Earlier this month, South Florida lawmakers sought to gather more aid in backing House and Senate proposals (HB 357 and SB 1474). These bills are aimed at permitting local governments to implement traffic cameras in school zones.
The bills would penalize drivers that are snapped driving more than ten miles per hour over the school zone speed limit. Violators will be fined $132 by the House bill, with around half of the money designated for Florida’s general revenue fund. The city government will collect the brunt of the remaining money, with lesser percentages being given to the Florida Department of Law Enforcement, the school system, and some children’s hospitals.
If cars are photographed speeding into school zones, they will get traffic tickets, and the money received will be distributed in the same manner as the House bill.
While the bills may seem like a good cause, they aren’t being embraced without a bit of concern. Automated compliance, according to some civil rights organizations, may not be the best approach. Lawsuits against them are still pending in the courts. Red light, as well as speed cameras, are prohibited in ten different states. The use of these instruments is not addressed in any manner by Florida statute.
The aim is to protect children, not to give tickets or raise fines. Before any violations are given, counties and cities with these protection programs must notify their residents about the cameras and give alerts. Florida has long allowed cameras to catch pictures of drivers speeding through red lights, and politicians have evaluated repealing the law.

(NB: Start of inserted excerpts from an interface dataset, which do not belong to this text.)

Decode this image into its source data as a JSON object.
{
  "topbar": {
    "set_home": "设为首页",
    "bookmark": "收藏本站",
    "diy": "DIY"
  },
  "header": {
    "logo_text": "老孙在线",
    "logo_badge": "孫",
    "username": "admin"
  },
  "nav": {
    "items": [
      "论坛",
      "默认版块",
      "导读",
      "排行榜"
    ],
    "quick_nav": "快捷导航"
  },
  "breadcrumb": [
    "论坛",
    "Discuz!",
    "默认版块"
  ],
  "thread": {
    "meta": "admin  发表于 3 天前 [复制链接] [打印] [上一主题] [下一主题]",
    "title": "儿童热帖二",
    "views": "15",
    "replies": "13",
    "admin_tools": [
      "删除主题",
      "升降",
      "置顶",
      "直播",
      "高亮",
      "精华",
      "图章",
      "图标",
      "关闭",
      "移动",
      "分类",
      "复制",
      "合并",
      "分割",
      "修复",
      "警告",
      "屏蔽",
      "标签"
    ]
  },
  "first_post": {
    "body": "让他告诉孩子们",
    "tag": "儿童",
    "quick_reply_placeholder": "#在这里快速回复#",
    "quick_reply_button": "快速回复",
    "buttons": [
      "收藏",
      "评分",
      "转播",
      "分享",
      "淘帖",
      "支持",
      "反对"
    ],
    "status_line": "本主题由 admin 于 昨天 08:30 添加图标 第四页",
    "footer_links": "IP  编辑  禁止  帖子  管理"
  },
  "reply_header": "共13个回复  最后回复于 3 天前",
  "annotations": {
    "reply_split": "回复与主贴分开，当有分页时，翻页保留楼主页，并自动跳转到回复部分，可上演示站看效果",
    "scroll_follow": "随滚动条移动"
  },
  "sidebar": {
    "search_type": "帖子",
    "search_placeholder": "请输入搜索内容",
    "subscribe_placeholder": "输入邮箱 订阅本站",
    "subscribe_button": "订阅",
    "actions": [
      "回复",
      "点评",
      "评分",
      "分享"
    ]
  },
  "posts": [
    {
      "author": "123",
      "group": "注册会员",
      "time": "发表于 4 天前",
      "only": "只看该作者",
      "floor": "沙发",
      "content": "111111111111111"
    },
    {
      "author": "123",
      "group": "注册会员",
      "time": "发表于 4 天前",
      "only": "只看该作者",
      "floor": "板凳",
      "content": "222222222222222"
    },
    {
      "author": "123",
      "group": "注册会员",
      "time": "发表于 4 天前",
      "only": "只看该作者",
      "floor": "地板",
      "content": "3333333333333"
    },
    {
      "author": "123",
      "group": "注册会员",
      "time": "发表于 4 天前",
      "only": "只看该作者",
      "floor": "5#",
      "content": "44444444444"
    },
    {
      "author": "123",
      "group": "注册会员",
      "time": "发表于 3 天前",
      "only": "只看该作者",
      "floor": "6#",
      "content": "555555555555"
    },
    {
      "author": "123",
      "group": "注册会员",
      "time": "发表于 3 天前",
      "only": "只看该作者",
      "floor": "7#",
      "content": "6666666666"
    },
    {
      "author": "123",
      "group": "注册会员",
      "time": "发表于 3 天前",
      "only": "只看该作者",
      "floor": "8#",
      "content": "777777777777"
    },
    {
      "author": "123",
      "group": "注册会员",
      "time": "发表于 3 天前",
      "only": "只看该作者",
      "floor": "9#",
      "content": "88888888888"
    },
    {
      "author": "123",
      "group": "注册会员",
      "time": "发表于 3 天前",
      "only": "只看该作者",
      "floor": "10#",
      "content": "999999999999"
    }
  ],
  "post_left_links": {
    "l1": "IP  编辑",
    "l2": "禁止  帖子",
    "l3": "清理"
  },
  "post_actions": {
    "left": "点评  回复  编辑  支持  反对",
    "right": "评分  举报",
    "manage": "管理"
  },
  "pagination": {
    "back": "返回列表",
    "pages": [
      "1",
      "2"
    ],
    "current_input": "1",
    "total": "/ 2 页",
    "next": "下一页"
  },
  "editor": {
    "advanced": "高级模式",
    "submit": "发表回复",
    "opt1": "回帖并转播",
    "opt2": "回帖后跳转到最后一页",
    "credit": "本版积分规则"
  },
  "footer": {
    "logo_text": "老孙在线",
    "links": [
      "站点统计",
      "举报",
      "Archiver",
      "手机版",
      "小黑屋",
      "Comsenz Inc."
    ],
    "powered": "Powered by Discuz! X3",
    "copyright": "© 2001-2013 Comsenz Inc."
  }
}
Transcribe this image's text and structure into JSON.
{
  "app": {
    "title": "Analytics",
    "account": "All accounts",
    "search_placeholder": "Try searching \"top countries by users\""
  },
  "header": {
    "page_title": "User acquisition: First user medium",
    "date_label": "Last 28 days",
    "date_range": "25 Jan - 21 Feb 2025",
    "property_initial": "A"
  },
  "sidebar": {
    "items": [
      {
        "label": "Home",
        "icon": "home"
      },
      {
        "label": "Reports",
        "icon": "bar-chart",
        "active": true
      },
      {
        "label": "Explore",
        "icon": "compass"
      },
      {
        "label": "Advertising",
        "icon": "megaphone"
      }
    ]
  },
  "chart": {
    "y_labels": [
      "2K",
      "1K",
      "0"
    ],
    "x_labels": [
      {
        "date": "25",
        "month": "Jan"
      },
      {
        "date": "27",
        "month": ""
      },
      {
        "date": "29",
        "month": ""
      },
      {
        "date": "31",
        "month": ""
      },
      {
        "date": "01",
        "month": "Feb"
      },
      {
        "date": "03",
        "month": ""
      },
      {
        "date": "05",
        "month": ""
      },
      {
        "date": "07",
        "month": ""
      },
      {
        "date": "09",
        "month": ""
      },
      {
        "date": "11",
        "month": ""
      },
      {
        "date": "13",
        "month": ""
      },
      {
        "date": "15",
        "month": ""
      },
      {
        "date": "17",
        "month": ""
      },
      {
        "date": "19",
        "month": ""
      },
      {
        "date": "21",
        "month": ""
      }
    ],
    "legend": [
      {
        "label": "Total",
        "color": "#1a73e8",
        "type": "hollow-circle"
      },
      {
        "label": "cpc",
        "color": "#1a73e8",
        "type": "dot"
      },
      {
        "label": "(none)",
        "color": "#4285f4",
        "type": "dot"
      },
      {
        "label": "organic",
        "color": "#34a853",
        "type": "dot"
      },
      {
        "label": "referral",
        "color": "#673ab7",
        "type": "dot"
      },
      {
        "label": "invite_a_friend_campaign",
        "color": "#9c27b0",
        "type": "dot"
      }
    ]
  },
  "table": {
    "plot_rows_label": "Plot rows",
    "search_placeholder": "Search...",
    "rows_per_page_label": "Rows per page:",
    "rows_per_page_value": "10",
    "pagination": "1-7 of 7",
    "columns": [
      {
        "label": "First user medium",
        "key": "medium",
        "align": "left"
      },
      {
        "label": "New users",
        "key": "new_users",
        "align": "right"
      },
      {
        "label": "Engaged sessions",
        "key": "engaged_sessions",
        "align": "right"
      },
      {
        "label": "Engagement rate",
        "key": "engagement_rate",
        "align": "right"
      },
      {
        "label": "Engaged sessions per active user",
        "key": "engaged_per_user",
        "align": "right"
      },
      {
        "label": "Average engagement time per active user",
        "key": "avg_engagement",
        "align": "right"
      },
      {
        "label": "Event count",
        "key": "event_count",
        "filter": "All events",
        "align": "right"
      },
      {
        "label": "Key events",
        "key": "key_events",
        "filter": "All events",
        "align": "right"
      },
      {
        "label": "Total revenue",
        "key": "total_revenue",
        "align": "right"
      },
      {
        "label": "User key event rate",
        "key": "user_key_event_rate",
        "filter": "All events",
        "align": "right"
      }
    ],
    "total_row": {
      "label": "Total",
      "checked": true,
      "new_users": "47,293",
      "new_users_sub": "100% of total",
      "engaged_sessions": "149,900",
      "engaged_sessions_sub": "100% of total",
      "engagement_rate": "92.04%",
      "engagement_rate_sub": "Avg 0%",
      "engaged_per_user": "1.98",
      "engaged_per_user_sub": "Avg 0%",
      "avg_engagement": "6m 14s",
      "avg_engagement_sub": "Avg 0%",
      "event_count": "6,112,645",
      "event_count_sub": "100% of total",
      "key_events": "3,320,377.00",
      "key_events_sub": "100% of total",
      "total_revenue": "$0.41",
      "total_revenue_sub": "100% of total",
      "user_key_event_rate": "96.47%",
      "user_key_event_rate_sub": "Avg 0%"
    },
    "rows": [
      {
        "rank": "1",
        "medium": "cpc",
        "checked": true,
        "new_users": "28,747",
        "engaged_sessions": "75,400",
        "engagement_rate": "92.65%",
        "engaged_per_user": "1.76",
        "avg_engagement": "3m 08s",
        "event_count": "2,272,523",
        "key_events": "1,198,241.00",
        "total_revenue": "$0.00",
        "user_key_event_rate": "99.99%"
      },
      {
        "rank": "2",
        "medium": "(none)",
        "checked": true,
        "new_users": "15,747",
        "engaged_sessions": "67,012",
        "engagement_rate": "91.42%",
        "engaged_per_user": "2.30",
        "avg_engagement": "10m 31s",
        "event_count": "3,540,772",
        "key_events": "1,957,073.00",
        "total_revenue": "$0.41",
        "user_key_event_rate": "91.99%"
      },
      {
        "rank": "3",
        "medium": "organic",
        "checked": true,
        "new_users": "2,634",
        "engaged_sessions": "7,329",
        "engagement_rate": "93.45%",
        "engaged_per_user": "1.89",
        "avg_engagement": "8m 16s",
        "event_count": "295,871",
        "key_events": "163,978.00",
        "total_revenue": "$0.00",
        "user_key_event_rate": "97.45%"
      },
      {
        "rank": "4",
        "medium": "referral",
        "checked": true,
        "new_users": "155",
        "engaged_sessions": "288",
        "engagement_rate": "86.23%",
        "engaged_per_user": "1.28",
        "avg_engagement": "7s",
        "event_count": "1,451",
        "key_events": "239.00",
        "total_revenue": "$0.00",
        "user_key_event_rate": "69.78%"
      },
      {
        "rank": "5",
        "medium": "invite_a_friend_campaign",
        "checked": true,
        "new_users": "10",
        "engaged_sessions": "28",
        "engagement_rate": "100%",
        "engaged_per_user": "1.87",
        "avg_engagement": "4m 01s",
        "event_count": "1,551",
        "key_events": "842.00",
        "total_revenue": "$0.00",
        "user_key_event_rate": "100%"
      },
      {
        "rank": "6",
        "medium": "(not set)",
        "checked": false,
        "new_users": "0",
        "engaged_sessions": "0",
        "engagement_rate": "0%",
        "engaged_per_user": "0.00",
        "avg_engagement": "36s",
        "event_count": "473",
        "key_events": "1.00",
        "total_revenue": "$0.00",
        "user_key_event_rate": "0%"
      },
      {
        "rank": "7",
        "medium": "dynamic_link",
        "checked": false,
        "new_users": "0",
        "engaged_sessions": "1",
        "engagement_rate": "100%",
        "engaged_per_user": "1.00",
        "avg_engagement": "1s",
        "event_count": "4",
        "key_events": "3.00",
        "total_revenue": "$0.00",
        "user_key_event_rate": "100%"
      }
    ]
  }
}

Should you have any questions about a citation, as your Miami traffic ticket lawyer we’re here to help you fight your ticket. Contact us today to discuss your case or if you need the services of a Miami expungement attorney.